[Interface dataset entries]
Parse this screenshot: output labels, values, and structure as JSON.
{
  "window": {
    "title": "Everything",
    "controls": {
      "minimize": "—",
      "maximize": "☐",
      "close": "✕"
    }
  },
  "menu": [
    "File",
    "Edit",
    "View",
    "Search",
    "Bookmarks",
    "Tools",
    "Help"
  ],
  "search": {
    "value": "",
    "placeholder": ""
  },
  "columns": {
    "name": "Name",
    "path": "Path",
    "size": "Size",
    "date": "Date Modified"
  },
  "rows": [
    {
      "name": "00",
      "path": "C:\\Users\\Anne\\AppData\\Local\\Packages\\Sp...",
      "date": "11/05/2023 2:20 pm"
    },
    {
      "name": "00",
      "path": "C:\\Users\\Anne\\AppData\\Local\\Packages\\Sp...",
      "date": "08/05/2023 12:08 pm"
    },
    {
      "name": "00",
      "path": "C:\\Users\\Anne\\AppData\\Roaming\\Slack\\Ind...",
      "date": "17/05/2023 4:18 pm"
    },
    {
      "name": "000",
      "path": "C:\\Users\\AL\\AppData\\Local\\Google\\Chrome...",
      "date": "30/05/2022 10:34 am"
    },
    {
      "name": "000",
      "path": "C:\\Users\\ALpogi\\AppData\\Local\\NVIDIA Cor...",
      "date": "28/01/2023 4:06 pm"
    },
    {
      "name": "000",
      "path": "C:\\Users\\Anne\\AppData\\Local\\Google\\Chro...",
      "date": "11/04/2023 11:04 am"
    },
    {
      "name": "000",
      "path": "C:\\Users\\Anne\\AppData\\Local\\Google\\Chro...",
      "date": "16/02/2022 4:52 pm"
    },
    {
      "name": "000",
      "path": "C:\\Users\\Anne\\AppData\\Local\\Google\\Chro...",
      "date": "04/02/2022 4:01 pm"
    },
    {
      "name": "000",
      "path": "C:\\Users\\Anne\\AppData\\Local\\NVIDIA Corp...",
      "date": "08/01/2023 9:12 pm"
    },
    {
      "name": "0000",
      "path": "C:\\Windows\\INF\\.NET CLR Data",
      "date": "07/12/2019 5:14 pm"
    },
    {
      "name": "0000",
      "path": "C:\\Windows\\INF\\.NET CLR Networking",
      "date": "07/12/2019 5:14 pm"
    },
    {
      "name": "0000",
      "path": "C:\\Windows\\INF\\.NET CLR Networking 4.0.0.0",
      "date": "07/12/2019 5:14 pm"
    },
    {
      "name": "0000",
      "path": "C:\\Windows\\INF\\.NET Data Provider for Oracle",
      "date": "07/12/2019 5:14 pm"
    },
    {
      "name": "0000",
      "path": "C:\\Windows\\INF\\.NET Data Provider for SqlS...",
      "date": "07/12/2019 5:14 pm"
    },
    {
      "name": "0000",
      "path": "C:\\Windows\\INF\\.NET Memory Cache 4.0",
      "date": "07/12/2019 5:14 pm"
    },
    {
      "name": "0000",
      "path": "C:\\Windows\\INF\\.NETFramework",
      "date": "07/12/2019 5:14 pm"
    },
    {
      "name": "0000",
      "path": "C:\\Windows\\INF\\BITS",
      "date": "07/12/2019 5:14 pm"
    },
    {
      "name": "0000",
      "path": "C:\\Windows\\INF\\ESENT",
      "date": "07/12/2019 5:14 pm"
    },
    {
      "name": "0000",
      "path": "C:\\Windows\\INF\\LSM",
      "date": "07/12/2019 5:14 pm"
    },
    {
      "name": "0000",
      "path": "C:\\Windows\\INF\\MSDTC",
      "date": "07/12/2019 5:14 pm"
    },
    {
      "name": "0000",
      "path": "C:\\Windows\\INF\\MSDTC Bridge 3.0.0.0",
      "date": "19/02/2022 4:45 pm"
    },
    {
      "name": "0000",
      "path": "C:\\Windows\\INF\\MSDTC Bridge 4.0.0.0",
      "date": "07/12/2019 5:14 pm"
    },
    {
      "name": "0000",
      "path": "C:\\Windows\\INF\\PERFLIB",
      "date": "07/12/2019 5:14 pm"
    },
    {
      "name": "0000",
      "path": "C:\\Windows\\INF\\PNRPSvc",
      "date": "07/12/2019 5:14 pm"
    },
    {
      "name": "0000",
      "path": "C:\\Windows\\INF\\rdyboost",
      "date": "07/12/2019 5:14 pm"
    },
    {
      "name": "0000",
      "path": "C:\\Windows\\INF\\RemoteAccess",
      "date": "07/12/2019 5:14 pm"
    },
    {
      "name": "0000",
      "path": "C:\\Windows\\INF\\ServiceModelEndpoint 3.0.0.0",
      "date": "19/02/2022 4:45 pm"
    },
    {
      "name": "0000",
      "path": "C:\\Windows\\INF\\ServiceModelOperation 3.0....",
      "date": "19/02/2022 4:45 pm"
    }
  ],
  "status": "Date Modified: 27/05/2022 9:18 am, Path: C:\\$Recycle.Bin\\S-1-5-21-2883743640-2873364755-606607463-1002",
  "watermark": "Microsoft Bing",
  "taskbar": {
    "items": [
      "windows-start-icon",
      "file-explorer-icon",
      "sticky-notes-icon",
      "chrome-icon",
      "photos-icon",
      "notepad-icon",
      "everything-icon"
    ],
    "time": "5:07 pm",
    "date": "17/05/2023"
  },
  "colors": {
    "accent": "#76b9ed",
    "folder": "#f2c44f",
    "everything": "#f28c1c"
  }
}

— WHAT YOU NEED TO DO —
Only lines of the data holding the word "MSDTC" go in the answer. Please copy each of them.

— EXERCISE ANSWER —
      "path": "C:\\Windows\\INF\\MSDTC",
      "path": "C:\\Windows\\INF\\MSDTC Bridge 3.0.0.0",
      "path": "C:\\Windows\\INF\\MSDTC Bridge 4.0.0.0",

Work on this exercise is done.